HB 21 is a complex bill that would change our state's public school finance system in a number of ways. To keep this a plain language summary we will note a few highlights rather than list all of the bill's provisions. The bill would change transportation funding from being formula based to being part of the school's base allotment. The bill would repeal certain other dedicated funding streams. These costs would be made up for by increasing the statutory minimum basic allotment to $5,140. The bill would add weighted funding for students with dyslexia and would increase the weighted bilingual education allotment.

This bill would enact a grant-based aid system for districts to deal with temporary financial hardships caused by the changes in school funding the bill would create. 

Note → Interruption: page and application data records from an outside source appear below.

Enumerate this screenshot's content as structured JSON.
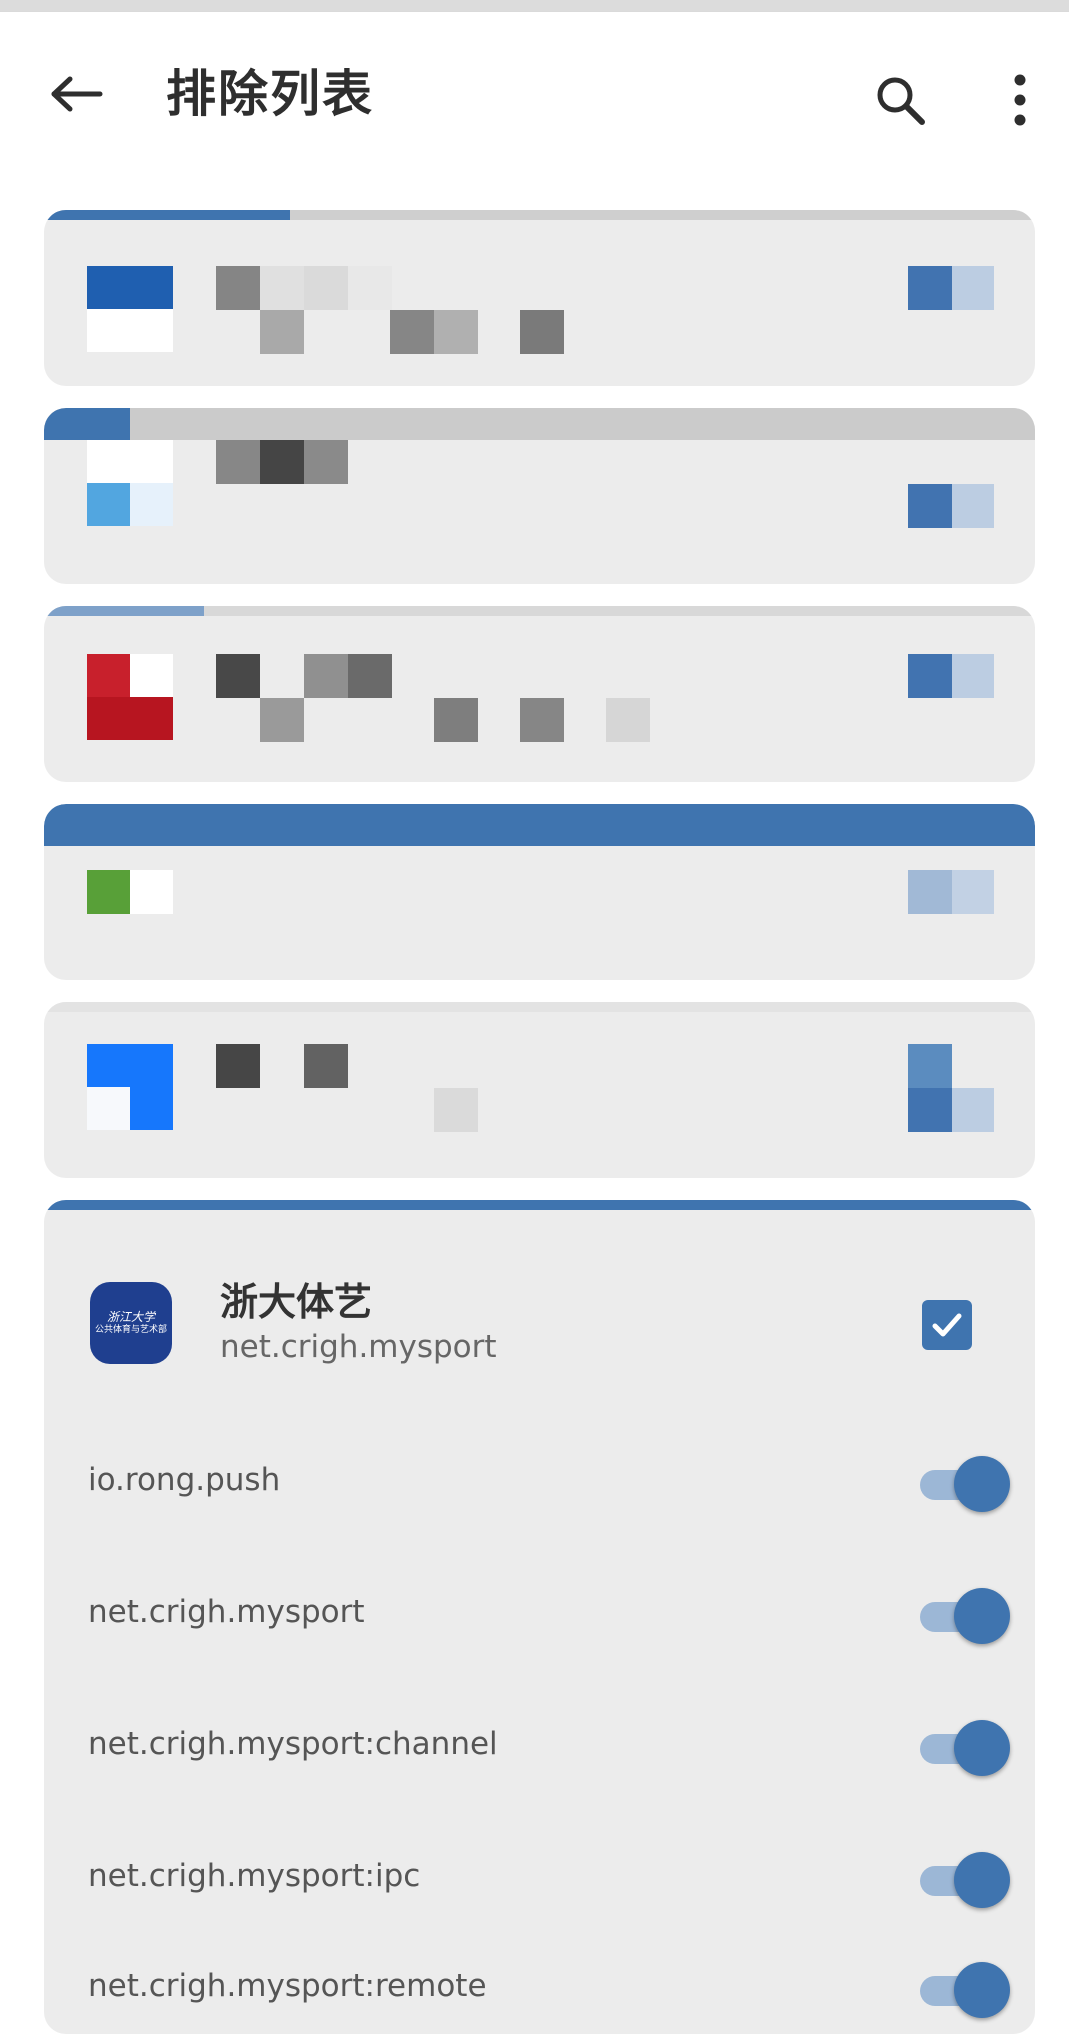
{
  "app_bar": {
    "title": "排除列表",
    "back_icon": "arrow-left-icon",
    "search_icon": "search-icon",
    "more_icon": "more-vertical-icon"
  },
  "colors": {
    "accent": "#3f74af",
    "accent_light": "#9cb7d6",
    "card_background": "#ececec",
    "title_text": "#2e2e2e"
  },
  "expanded_app": {
    "name": "浙大体艺",
    "package": "net.crigh.mysport",
    "icon_text_1": "浙江大学",
    "icon_text_2": "公共体育与艺术部",
    "checked": true,
    "processes": [
      {
        "name": "io.rong.push",
        "enabled": true
      },
      {
        "name": "net.crigh.mysport",
        "enabled": true
      },
      {
        "name": "net.crigh.mysport:channel",
        "enabled": true
      },
      {
        "name": "net.crigh.mysport:ipc",
        "enabled": true
      },
      {
        "name": "net.crigh.mysport:remote",
        "enabled": true
      }
    ]
  }
}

Perhaps most significantly, the Senate committee substitute would enact a limited Education Savings Account (ESA) program to offer broader school choices for qualifying parents and students. The program would be for disabled children who meet certain eligibility requirements including a requirement that they have been enrolled in a Texas public school for the entire year prior to enrolling in the program. An ESA would be funded at a level equal to 90% of the state average maintenance and operation (M&O) expenditure per student for the previous year. The school district the child would otherwise have attended would be entitled to an amount equal to 5% of the state average M&O expenditure per student the prior year. In the first year, a program participant would count toward the average daily attendance of the school district they would otherwise attend. 

Vote Recommendation Notes

While CSHB 21 is a complex bill with many components, the inclusion of the parental choice component supports our principles of limited government, individual liberty, and personal responsibility for those parents and students who would be eligible. Our education system must be robust and dynamic in order to adequately meet the educational needs of our growing state population.

The one-size-fits-all school district approach does not have the necessary flexibility to meet the unique and diverse needs of all families and students. We support an "all of the above" approach to K-12 education that supplements the traditional system (which will continue to be used by the majority of students) with alternatives such as expanded charter school access and funding mechanisms which allow education funds to follow the child regardless of the type of school the child attends. This empowers parents and students to choose the model of education that best meets their unique needs. While this bill does not implement school choice statewide for all students it would do so for the population in greatest immediate need of the flexibility that choice will provide.

For these reasons we support HB 21.